A consistent theme running through Hellen van Meene’s photographs is gravity, or, as it appears, its lack thereof. In one particular image by the Dutch art photographer, a young girl appears to levitate as it leans against a wall. The harsh sunlight coming through the windows falls on the girl’s white gown, resulting in the photograph being overexposed at her feet touching the ground. The visual effect of levitation is caused by the lack of visual information in the overexposure, but also, because the girl appears taller than her childish facial features might first suggest. Yet van Meene quickly debunks the perception that this is a girl in a woman’s body by also depicting the edge of a door frame to the side of the image as a reference point. It is within this framework that the viewer gets an understanding of the child in relation to the rather decrepit surroundings of an attic. In the photograph van Meene appears to tap into the visual iconography of the classic horror film ‘The Exorcist’ (1973), where, in a key scene, a girl possessed by the devil is floating above her bed. The levitating body in the attic, despite the bright warm light shining through the window, ads a haunted aura to van Meene’s photograph.
The seemingly dated and unkept interiors in many of van Meene’s photographs of the body also establishes a binary opposition between the ‘old’ surroundings and the ‘young’ age of her female models. It is in relation to the surroundings that the juvenility of the subjects is further emphasized. The raw interiors and the dramatic light falling through the windows also creates a form of visual realism similar to that by the Dutch painter Johannes Vermeer.
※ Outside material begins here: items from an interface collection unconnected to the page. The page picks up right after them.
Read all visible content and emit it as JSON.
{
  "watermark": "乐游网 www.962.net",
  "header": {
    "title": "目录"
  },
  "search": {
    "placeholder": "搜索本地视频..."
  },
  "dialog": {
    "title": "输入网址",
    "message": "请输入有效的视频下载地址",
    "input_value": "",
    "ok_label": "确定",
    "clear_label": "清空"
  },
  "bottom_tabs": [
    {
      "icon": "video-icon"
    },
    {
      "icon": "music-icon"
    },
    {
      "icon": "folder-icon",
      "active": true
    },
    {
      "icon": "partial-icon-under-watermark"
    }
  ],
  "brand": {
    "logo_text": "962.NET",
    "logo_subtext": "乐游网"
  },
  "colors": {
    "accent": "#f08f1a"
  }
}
Many photographers make use of such a visual device: the British photographer Tom Hunter amongst others uses a Vermeeresque style of lighting in his photographs. It appears, that van Meene is alluding to a type of ‘Dutchness’ established in art and visual culture.
The lighting in van Meene’s photographs, also with a reference to the double meaning of the word ‘light’, further underlines the central trope of levitation and defiance of gravity. Here, gravity and the lack of gravity helps to situate the young models in the context of teenage identification and a coming-of-age. Levitation in van Meene’s work further signifies the condition of the bodies that she photographs: developing, awkward, growing, not yet complete.
An inevitable comparison can be made with the American photographer Anna Gaskell who also appears to play with gravity as a visual allegory for the ambiguous stages of growing up. While Gaskell’s photographs are situated in the dreamlike condition of an ‘Alice in Wonderland’, van Meene’s photographs are situated in a more realistic circumstance of the everyday. A number of van Meene’s photographs thus allude to (real) bodily sensations: a girl holds her head under a hand dryer, another girl lets her hair float in a bucket of water.
These photographs of the body and of a corporeal experience have the uncanny effect of grounding van Meene’s levitating bodies in the realm of the real. This relationship between a humanly impossible condition of floating in midair, and, at the same time, bodily sensations of the everyday, creates a tension that runs throughout van Meene’s body of work. On one hand, her subjects appear to defy the logics of gravity, and on the other, they are engulfed in the seemingly most banal earthly sensations – sensations that equally tap into our very own childhood memories.
Hellen Van Meene: Tout Va Disparaitre is available as a book. Other recommendations can be found in our online bookshop.